After turning his back on a career in medicine, in favour of music and political activism, Fela Kuti returned to his homeland and set up a nightclub called The Shrine. The music played at the venue became increasingly politically motivated and gained a captive audience throughout Africa. In 1977 Femi joined his father on tour as part of his backing band.
“My father played music all the time,” says Femi. “I used to go to his gigs at The Shrine and then later I toured with him. He wasn’t really a hands-on dad so I actually learned the sax and trumpet myself.
“I used to listen to him listening to jazz albums and at the time I didn’t take much notice but recently I’ve gone back to his collection and have listened to fantastic musicians like Dizzie Gillespie, John Coltrane, and Miles Davis. It’s great to go back to the roots of Afrobeat and understand how my father got his inspiration.”
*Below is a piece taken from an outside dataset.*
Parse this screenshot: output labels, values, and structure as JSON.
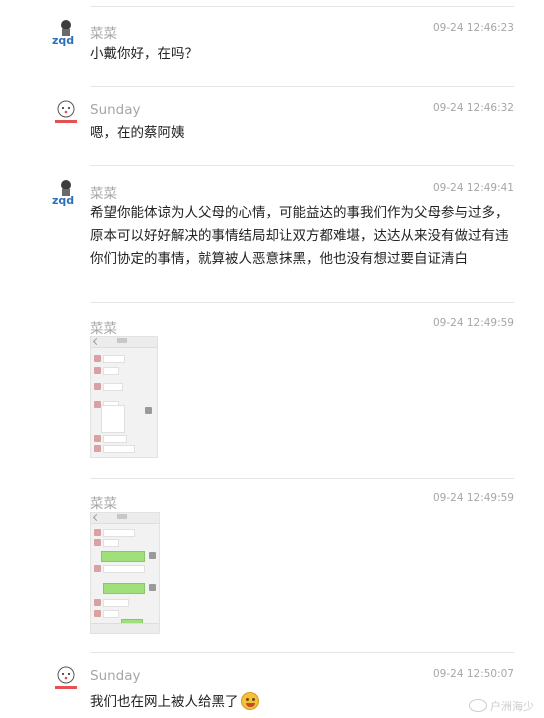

Through the medium of Afrobeat and political speeches Fela Kuti voiced his concerns about the social issues affecting the African continent. His views did not sit comfortably with the government at that time and as a result he came into conflict with the military on many occasions.
In Giants Stadium in America in 1986 Fela Kuti shared a bill with The Neville Brothers, Carlos Santana, and Bono as part of the Amnesty International Conspiracy Of Hope concert in order to highlight military brutality in his native Nigeria. Unfortunately very little has changed since then.
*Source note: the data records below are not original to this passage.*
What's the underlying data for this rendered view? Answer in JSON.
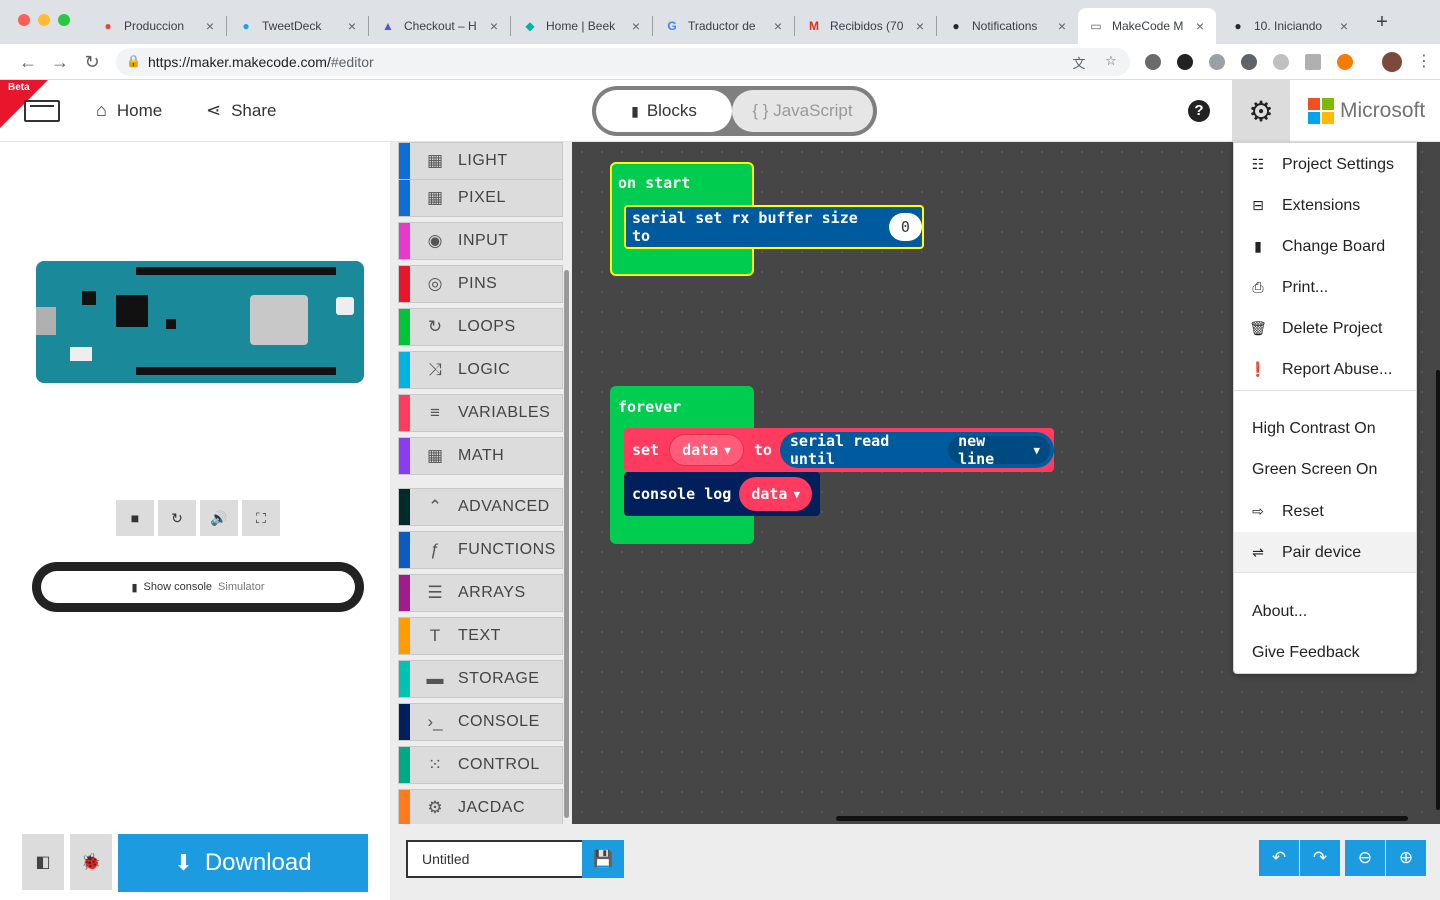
{
  "browser": {
    "tabs": [
      {
        "title": "Produccion",
        "fav": "●",
        "favColor": "#e8453c"
      },
      {
        "title": "TweetDeck",
        "fav": "●",
        "favColor": "#1da1f2"
      },
      {
        "title": "Checkout – H",
        "fav": "▲",
        "favColor": "#4a5cd1"
      },
      {
        "title": "Home | Beek",
        "fav": "◆",
        "favColor": "#00b2a9"
      },
      {
        "title": "Traductor de",
        "fav": "G",
        "favColor": "#4285f4"
      },
      {
        "title": "Recibidos (70",
        "fav": "M",
        "favColor": "#d93025"
      },
      {
        "title": "Notifications",
        "fav": "●",
        "favColor": "#24292e"
      },
      {
        "title": "MakeCode M",
        "fav": "▭",
        "favColor": "#5f6368"
      },
      {
        "title": "10. Iniciando",
        "fav": "●",
        "favColor": "#24292e"
      }
    ],
    "url_host": "https://maker.makecode.com/",
    "url_path": "#editor"
  },
  "menubar": {
    "beta": "Beta",
    "home": "Home",
    "share": "Share",
    "blocks": "Blocks",
    "javascript": "{ } JavaScript",
    "brand": "Microsoft"
  },
  "simulator": {
    "console_label": "Show console",
    "console_sub": "Simulator",
    "download": "Download"
  },
  "toolbox": [
    {
      "label": "LIGHT",
      "color": "#0f6ed6",
      "icon": "▦"
    },
    {
      "label": "PIXEL",
      "color": "#0f6ed6",
      "icon": "▦"
    },
    {
      "label": "INPUT",
      "color": "#e63acb",
      "icon": "◉"
    },
    {
      "label": "PINS",
      "color": "#e8152c",
      "icon": "◎"
    },
    {
      "label": "LOOPS",
      "color": "#00c53b",
      "icon": "↻"
    },
    {
      "label": "LOGIC",
      "color": "#00b3e0",
      "icon": "⤨"
    },
    {
      "label": "VARIABLES",
      "color": "#ff3c5f",
      "icon": "≡"
    },
    {
      "label": "MATH",
      "color": "#8c3cf0",
      "icon": "▦"
    },
    {
      "label": "ADVANCED",
      "color": "#002b2b",
      "icon": "⌃"
    },
    {
      "label": "FUNCTIONS",
      "color": "#0c5bc0",
      "icon": "ƒ"
    },
    {
      "label": "ARRAYS",
      "color": "#a21b8b",
      "icon": "☰"
    },
    {
      "label": "TEXT",
      "color": "#ff9d00",
      "icon": "T"
    },
    {
      "label": "STORAGE",
      "color": "#00c2b3",
      "icon": "▬"
    },
    {
      "label": "CONSOLE",
      "color": "#001f5b",
      "icon": "›_"
    },
    {
      "label": "CONTROL",
      "color": "#00a884",
      "icon": "⁙"
    },
    {
      "label": "JACDAC",
      "color": "#ff7a1a",
      "icon": "⚙"
    }
  ],
  "blocks": {
    "on_start": "on start",
    "serial_set": "serial set rx buffer size to",
    "serial_val": "0",
    "forever": "forever",
    "set": "set",
    "data": "data",
    "to": "to",
    "serial_read": "serial read until",
    "new_line": "new line",
    "console_log": "console log",
    "data2": "data"
  },
  "bottombar": {
    "project_name": "Untitled"
  },
  "settings_menu": [
    {
      "label": "Project Settings",
      "icon": "☷"
    },
    {
      "label": "Extensions",
      "icon": "⊟"
    },
    {
      "label": "Change Board",
      "icon": "▮"
    },
    {
      "label": "Print...",
      "icon": "⎙"
    },
    {
      "label": "Delete Project",
      "icon": "🗑"
    },
    {
      "label": "Report Abuse...",
      "icon": "❗"
    },
    {
      "label": "High Contrast On",
      "icon": ""
    },
    {
      "label": "Green Screen On",
      "icon": ""
    },
    {
      "label": "Reset",
      "icon": "⇨"
    },
    {
      "label": "Pair device",
      "icon": "⇌"
    },
    {
      "label": "About...",
      "icon": ""
    },
    {
      "label": "Give Feedback",
      "icon": ""
    }
  ]
}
“Nigeria has not got better since Fela’s time and, in fact, it has got worse,” says his son. “We have little electricity, poor sanitation, and poor roads for the average Nigerian. The money from oil goes into a few pockets and does not help the majority.
“We as people can’t be looking for charity but look at ourselves to make a difference. My ancestors fought to make a difference I am doing the same. Fela said ‘music is the weapon’ and how right he was. If only one person listens to what I say then I have achieved my goal.”
In recent years Femi Kuti has criticised the methods used by Bono, Bob Geldof, and others to generate aid for Africa. He has questioned just how effective concerts such as Live Aid and Live 8 have been in helping to solve the systematic problems that afflict everyday life. He has suggested that much of the money collected falls into the hands of corrupt military regimes.
“Yes, we need to make a change,” he says. “Bono doesn’t need to tell us that we are poor. We know we are poor. Africans can’t keep expecting handouts and they need to start helping themselves. We need to stop accepting corruption in our governments as a norm and start working together for a wealthier nation. Concerts come and go and nothing changes.”
Of all the concerts that come and go over the next two weeks during Galway Arts Festival it may well be Femi Kuti and The Positive Force that makes the most impact. The African star has returned to the roots that his late father first nurtured in him and is keen to pass on the music and the message to the next generation.
“With my latest album Day And Night I decided to go back to the roots of Afrobeat,” says Femi. “I enjoy the vibrancy that this music can give to not only me but to lots of other people. I live for music and I can’t imagine my life with it. In the next year I would like to take some time to play a bit of music with my eldest son Made.
“I am really looking forward to the concert in Galway. I love the countryside and how lovely and friendly the people are.”
For tickets contact the festival box office, Merchants Road, 091 - 566577. Tickets are also available through www.galwayartsfestival.com